On the surface at least, there is little that separates him from Moshe and Aharon. His claim to leadership apparently has enough merit to it that hundreds of leading Jews join him in his complaint against Moshe’s rule. His populist slogan, that all of the people are holy and worthy and Moshe has no right to rule over them in a single-handed fashion, resonates amongst the Jews. If all of this is the case then what is Korach’s problem? Why does his seemingly justified stance lead to such an abysmal downfall? What trait of Jewish leadership is he so lacking that its absence negates all of the positive qualities that seem to surround him?
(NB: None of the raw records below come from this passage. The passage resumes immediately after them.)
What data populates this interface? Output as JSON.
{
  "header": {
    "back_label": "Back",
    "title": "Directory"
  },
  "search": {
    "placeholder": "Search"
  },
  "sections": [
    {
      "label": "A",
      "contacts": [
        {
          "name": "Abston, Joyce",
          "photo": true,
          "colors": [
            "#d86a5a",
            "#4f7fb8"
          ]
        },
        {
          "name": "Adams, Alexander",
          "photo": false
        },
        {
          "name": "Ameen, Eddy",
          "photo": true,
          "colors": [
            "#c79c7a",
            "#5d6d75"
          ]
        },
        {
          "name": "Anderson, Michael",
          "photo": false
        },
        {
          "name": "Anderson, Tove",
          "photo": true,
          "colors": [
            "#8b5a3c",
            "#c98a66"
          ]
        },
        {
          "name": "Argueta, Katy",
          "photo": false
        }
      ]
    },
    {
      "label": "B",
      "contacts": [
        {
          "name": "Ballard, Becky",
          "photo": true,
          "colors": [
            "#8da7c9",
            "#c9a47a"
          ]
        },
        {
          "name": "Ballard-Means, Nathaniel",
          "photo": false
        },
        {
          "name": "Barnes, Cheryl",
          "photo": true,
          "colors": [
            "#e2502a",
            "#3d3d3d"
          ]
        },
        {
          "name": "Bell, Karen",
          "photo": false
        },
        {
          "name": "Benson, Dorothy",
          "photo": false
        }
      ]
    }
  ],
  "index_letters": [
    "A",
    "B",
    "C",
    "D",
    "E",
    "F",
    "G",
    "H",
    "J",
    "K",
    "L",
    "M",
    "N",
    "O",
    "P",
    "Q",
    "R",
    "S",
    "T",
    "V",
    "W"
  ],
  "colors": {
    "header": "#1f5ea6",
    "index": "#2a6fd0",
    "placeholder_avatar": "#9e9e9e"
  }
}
The simple answer to this question is provided in rabbinic writings, especially in the works of the great Chasidic masters as well as in the teachings of the men of Mussar. And that answer is that Korach is destroyed by his own hubris, He never doubts his holiness, he is smug in his righteousness, and he sees himself as being almost infallible. He is confident that God will follow Korach’s plans, for how can it be otherwise? He is so convinced of his rectitude that he actually believes the inner voice that propels his quest for power and station is, so to speak, God’s voice instructing him to rise up against Moshe’s rule.
The Torah taught us a few weeks ago that Moshe was the most humble and modest human being on earth. Moshe’s refrain, even in this crisis with Korach, is that he and Aharon are nothing. Moshe has no opinion of his own – he is only the faithful servant of God. Jewish leaders require self- confidence. But they should never confuse this confidence with infallibility. Even after decisions have been made and policies actually executed, the leader must review his plans and ideas. He must always ask what does God want of me rather than what do I want of God. The essential difference between Korach and Moshe is reflected in their approach to this matter.
The rabbis in Avot warned us not to trust ourselves in our holiness and piety even to the last day of our lives. Self-righteousness breeds arrogance and hubris, which in turn spell disaster for the individual and the community. Modesty and humility can temper hasty and ill-advised policies and decisions. All of the Jewish people may be, in the words of Korach and his supporters, holy people. But unfortunately not all of them are blessed with the quality of modesty and true self-analysis that alone can save otherwise great people from unforeseen disaster.
Rabbi Berel Wein Rabbi Berel Wein- Jewish historian, author and international lecturer offers a complete selection of CDs, audio tapes, video tapes, DVDs, and books on Jewish history at www.rabbiwein.com